(Data section Opens)

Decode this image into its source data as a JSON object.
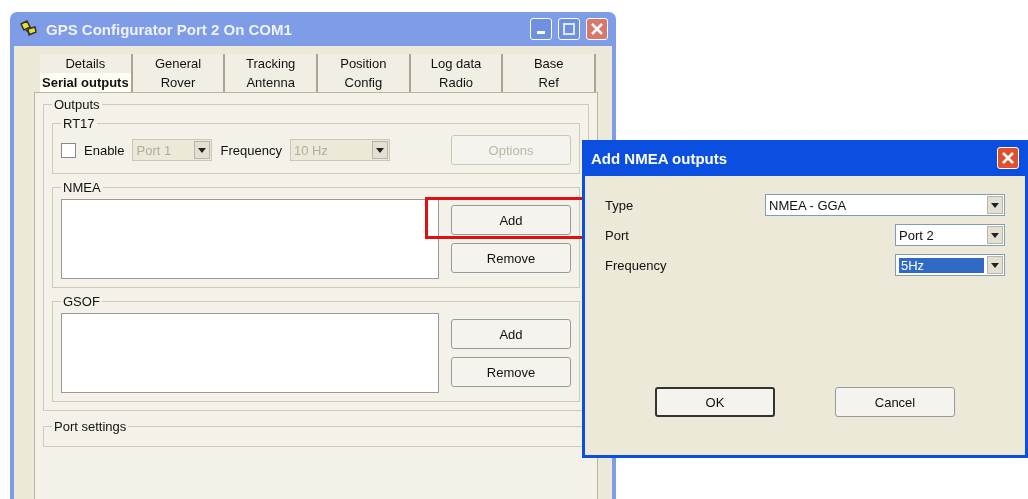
{
  "main_window": {
    "title": "GPS Configurator Port 2 On COM1",
    "tab_rows": [
      [
        {
          "label": "Details",
          "selected": false
        },
        {
          "label": "General",
          "selected": false
        },
        {
          "label": "Tracking",
          "selected": false
        },
        {
          "label": "Position",
          "selected": false
        },
        {
          "label": "Log data",
          "selected": false
        },
        {
          "label": "Base",
          "selected": false
        }
      ],
      [
        {
          "label": "Serial outputs",
          "selected": true
        },
        {
          "label": "Rover",
          "selected": false
        },
        {
          "label": "Antenna",
          "selected": false
        },
        {
          "label": "Config",
          "selected": false
        },
        {
          "label": "Radio",
          "selected": false
        },
        {
          "label": "Ref",
          "selected": false
        }
      ]
    ],
    "outputs": {
      "label": "Outputs",
      "rt17": {
        "label": "RT17",
        "enable": {
          "label": "Enable",
          "checked": false
        },
        "port": {
          "value": "Port 1",
          "disabled": true
        },
        "frequency_label": "Frequency",
        "frequency": {
          "value": "10 Hz",
          "disabled": true
        },
        "options_button": {
          "label": "Options",
          "disabled": true
        }
      },
      "lists": [
        {
          "label": "NMEA",
          "buttons": [
            {
              "label": "Add",
              "highlighted": true
            },
            {
              "label": "Remove",
              "highlighted": false
            }
          ]
        },
        {
          "label": "GSOF",
          "buttons": [
            {
              "label": "Add",
              "highlighted": false
            },
            {
              "label": "Remove",
              "highlighted": false
            }
          ]
        }
      ]
    },
    "port_settings": {
      "label": "Port settings"
    }
  },
  "dialog": {
    "title": "Add NMEA outputs",
    "fields": [
      {
        "label": "Type",
        "value": "NMEA - GGA",
        "kind": "wide",
        "selected": false
      },
      {
        "label": "Port",
        "value": "Port 2",
        "kind": "narrow",
        "selected": false
      },
      {
        "label": "Frequency",
        "value": "5Hz",
        "kind": "narrow",
        "selected": true
      }
    ],
    "buttons": [
      {
        "label": "OK",
        "default": true
      },
      {
        "label": "Cancel",
        "default": false
      }
    ]
  }
}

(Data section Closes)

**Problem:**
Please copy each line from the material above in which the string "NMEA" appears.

**Written answer:**
          "label": "NMEA",
    "title": "Add NMEA outputs",
        "value": "NMEA - GGA",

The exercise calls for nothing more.